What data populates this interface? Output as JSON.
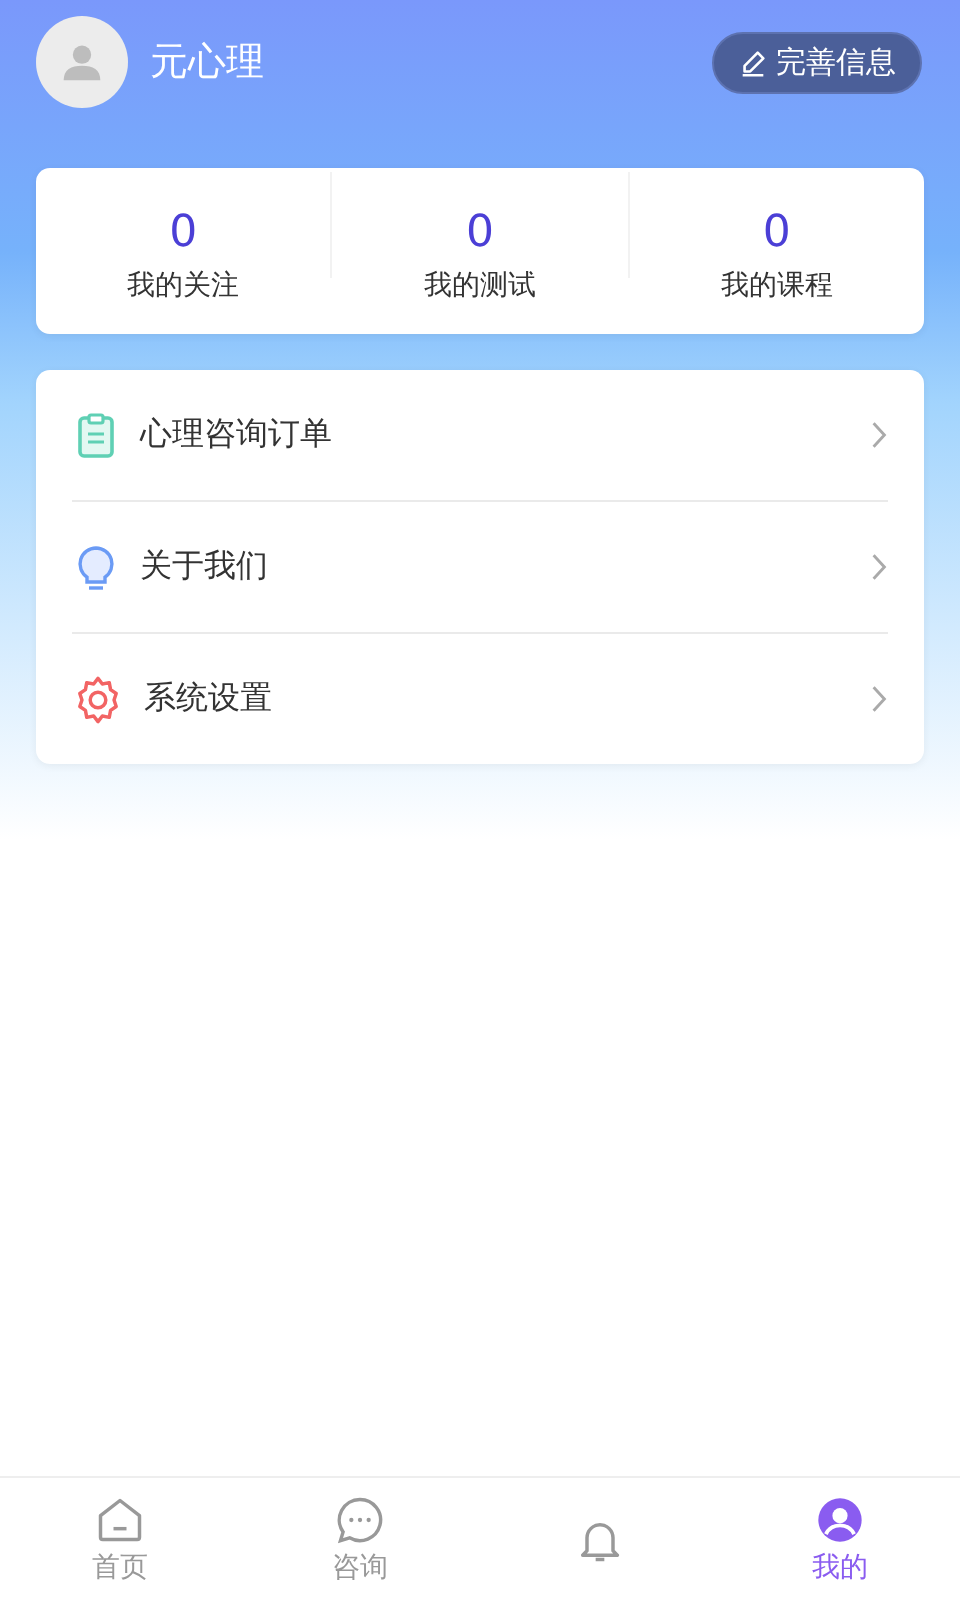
{
  "profile": {
    "name": "元心理",
    "edit_button": "完善信息"
  },
  "stats": [
    {
      "value": "0",
      "label": "我的关注"
    },
    {
      "value": "0",
      "label": "我的测试"
    },
    {
      "value": "0",
      "label": "我的课程"
    }
  ],
  "menu": [
    {
      "kind": "order",
      "label": "心理咨询订单"
    },
    {
      "kind": "about",
      "label": "关于我们"
    },
    {
      "kind": "settings",
      "label": "系统设置"
    }
  ],
  "tab_bar": [
    {
      "kind": "home",
      "label": "首页",
      "selected": false
    },
    {
      "kind": "chat",
      "label": "咨询",
      "selected": false
    },
    {
      "kind": "bell",
      "selected": false
    },
    {
      "kind": "profile",
      "label": "我的",
      "selected": true
    }
  ]
}
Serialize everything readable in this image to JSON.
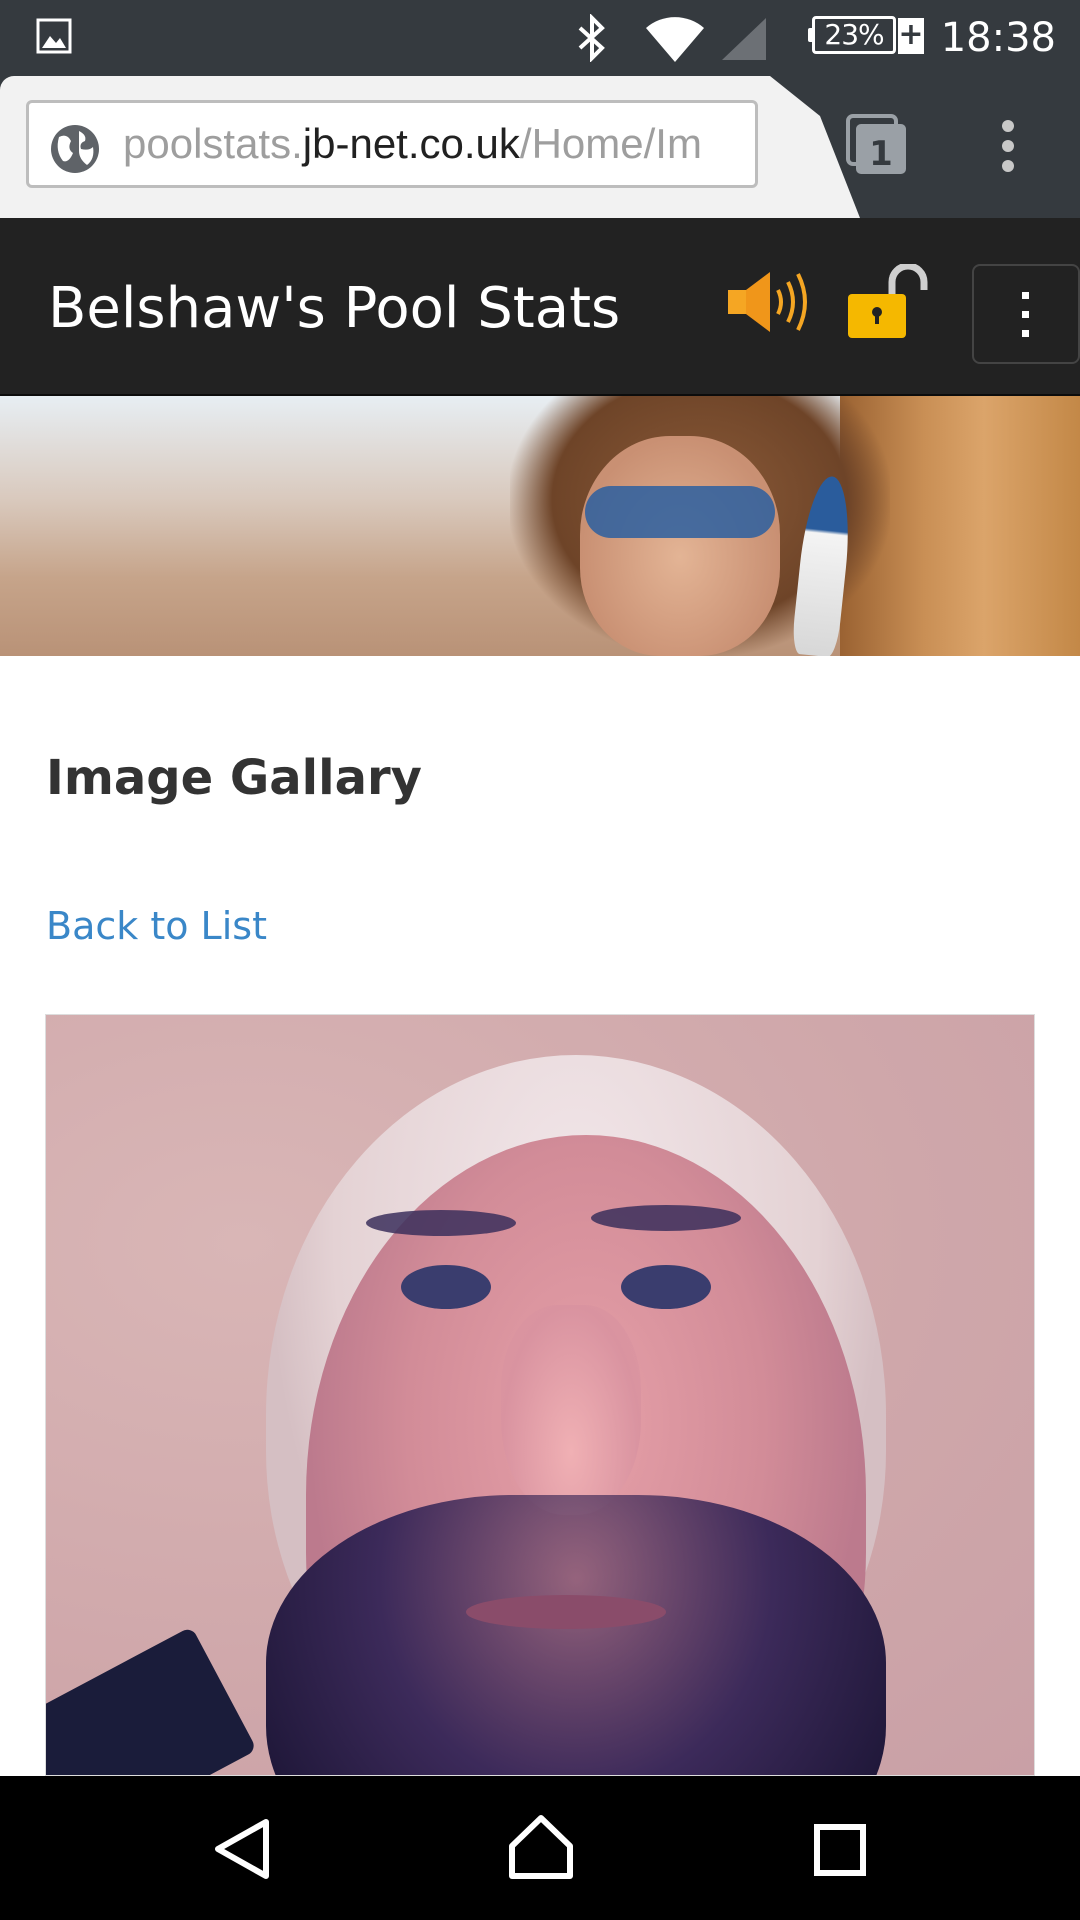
{
  "status_bar": {
    "battery_percent": "23%",
    "charging": "+",
    "time": "18:38",
    "icons": [
      "gallery-icon",
      "bluetooth-icon",
      "wifi-icon",
      "signal-icon",
      "battery-icon"
    ]
  },
  "browser": {
    "url_prefix": "poolstats.",
    "url_domain": "jb-net.co.uk",
    "url_path": "/Home/Im",
    "tab_count": "1"
  },
  "app_header": {
    "title": "Belshaw's Pool Stats",
    "icons": [
      "speaker-icon",
      "unlock-icon",
      "menu-icon"
    ],
    "accent_color": "#f5a623"
  },
  "content": {
    "title": "Image Gallary",
    "back_link": "Back to List"
  },
  "nav_bar": {
    "icons": [
      "back-icon",
      "home-icon",
      "recents-icon"
    ]
  }
}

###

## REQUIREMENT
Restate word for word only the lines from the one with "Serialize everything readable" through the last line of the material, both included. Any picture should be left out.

## THE ANSWER
Serialize everything readable in this image to JSON.
{
  "status_bar": {
    "battery_percent": "23%",
    "charging": "+",
    "time": "18:38",
    "icons": [
      "gallery-icon",
      "bluetooth-icon",
      "wifi-icon",
      "signal-icon",
      "battery-icon"
    ]
  },
  "browser": {
    "url_prefix": "poolstats.",
    "url_domain": "jb-net.co.uk",
    "url_path": "/Home/Im",
    "tab_count": "1"
  },
  "app_header": {
    "title": "Belshaw's Pool Stats",
    "icons": [
      "speaker-icon",
      "unlock-icon",
      "menu-icon"
    ],
    "accent_color": "#f5a623"
  },
  "content": {
    "title": "Image Gallary",
    "back_link": "Back to List"
  },
  "nav_bar": {
    "icons": [
      "back-icon",
      "home-icon",
      "recents-icon"
    ]
  }
}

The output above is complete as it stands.